Brian Fouts has a simple explanation why he has signed up for the Columbus Challenge Triathlon on Aug. 10.
“You have to be crazy to do stuff like this,” said Fouts, who is a mechanical engineering technician for Cummins in Seymour.
If Fouts is crazy to be doing triathlons at age 54, his dad, 80-year-old Charlie Fouts, must be insane. They will compete together in the Columbus race.
Brian Fouts entered his first triathlon in 2006 because he was inspired by his father, a Seymour resident who had been running triathlons since 1990.
“My dad has done more than I have, though.”“Since I’ve started, I’ve probably done about 40 triathlons since 2006,” Brian said.
Indeed he has.

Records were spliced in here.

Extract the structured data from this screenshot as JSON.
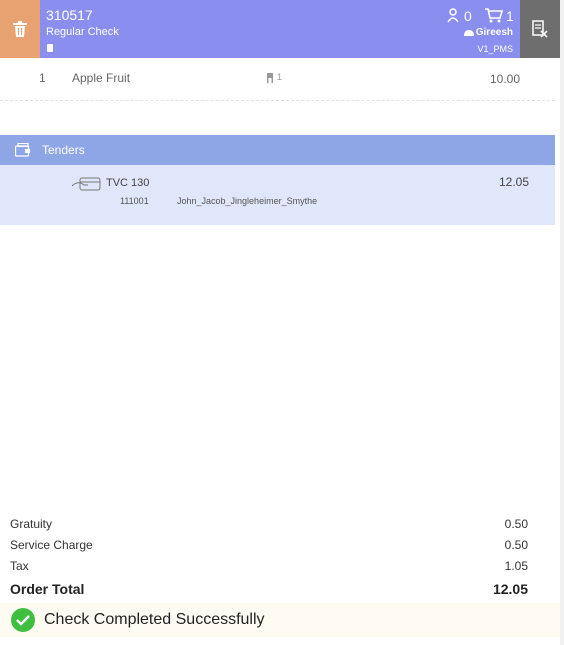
{
  "header": {
    "check_number": "310517",
    "check_type": "Regular Check",
    "guest_count": "0",
    "item_count": "1",
    "employee": "Gireesh",
    "revenue_center": "V1_PMS"
  },
  "items": [
    {
      "qty": "1",
      "name": "Apple Fruit",
      "seat": "1",
      "price": "10.00"
    }
  ],
  "tenders": {
    "title": "Tenders",
    "entries": [
      {
        "name": "TVC 130",
        "amount": "12.05",
        "number": "111001",
        "holder": "John_Jacob_Jingleheimer_Smythe"
      }
    ]
  },
  "summary": {
    "gratuity_label": "Gratuity",
    "gratuity": "0.50",
    "service_label": "Service Charge",
    "service": "0.50",
    "tax_label": "Tax",
    "tax": "1.05",
    "total_label": "Order Total",
    "total": "12.05"
  },
  "status": {
    "message": "Check Completed Successfully"
  },
  "colors": {
    "header": "#8a8eef",
    "trash": "#e8a271",
    "close": "#6e6e6e",
    "tenders": "#8fa6e6",
    "success": "#3fbf3f"
  },
  "icons": [
    "trash-icon",
    "guest-icon",
    "cart-icon",
    "employee-icon",
    "close-check-icon",
    "seat-icon",
    "tenders-icon",
    "tender-card-icon",
    "check-circle-icon"
  ]
}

Charlie said he has participated in 866 running and triathlon events.
“Something like that,” he said with a smile.
What makes that participation even more impressive is the fact that Charlie used to be a heavy smoker.
“I was doing three packs a day,” Charlie said. “I started smoking the day I graduated from high school.”

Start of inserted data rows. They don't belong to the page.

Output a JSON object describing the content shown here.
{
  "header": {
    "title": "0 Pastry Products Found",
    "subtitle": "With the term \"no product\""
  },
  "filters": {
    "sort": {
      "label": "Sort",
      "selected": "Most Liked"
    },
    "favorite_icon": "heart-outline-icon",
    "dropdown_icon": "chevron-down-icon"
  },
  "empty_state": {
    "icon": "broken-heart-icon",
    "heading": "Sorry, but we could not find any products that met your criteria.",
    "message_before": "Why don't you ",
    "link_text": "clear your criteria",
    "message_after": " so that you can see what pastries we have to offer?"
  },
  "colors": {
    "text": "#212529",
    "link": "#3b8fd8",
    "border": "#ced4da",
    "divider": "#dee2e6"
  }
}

Brian watched his dad puff away.
“He smoked for quite a few years,” Brian said. “When I graduated from high school in ’77, he was still smoking.”
Charlie stopped smoking in 1986, but his weight suddenly ballooned to 260 pounds.

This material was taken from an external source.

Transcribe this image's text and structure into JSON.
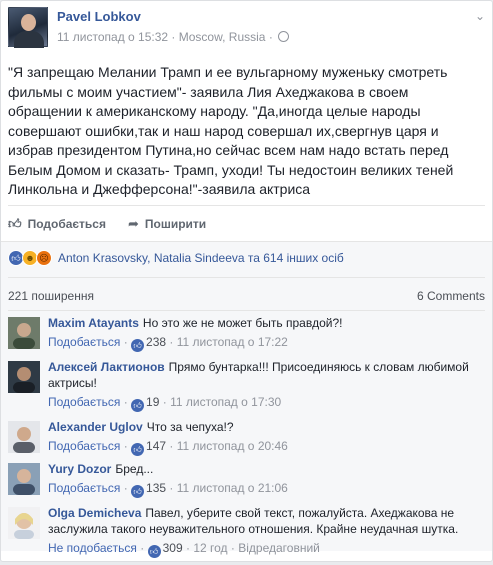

“He said ‘I’ve got to do something,’ “ Brian said. “He basically became obsessed after that.”
Apparently, Charlie’s decision to get healthy and start competing in triathlons in 1990 saved his life.
In 2004, Charlie had a heart attack that required open-heart surgery.
“The doctor told me that had I not been in good physical shape, I wouldn’t have survived the heart attack,” Charlie said.
Now his willpower is unwavering, and he has his eyes set on a milestone goal.
“Overall, I’m shooting for 1,000 events,” he said.
“Half of those would be triathlons. My goal is to do 20 triathlons a year.”
The Columbus Challenge Triathlon has been a regular stop of his yearly tour.
“I like the way they have it set up,” Charlie said.
“It’s well-run, well-organized, and the participants there are good.”
Brian said he has a solid advantage over his dad, though, in the triathlon. Brian flourishes in the swimming portion of the event.
“My swimming is my best component,” Brian said. “I swam in high school from my sophomore through my senior year.”
While they both love to compete, the father and son said being able to share the moment with each other is equally special.
“I have a ball going out with my dad,” Brian said. “I always tell everybody that when I get to be his age, I want to do the stuff that he does.”
Charlie said Brian is a big reason he keeps going. “I like the idea of having family in it,” he said. “He (Brian) helps me get along and finish strong.”
Ultimately, Charlie hopes to have more than just he and Brian competing in triathlons together, in terms of family. He would love to see grandkids and great-grandkids running.
Charlie intends to keep on going “until I can’t go no more.”
“He just keeps up and keeps going,” Brian said of his father. “People will come up and tell me ‘your dad’s my hero.’ It’s pretty amazing.”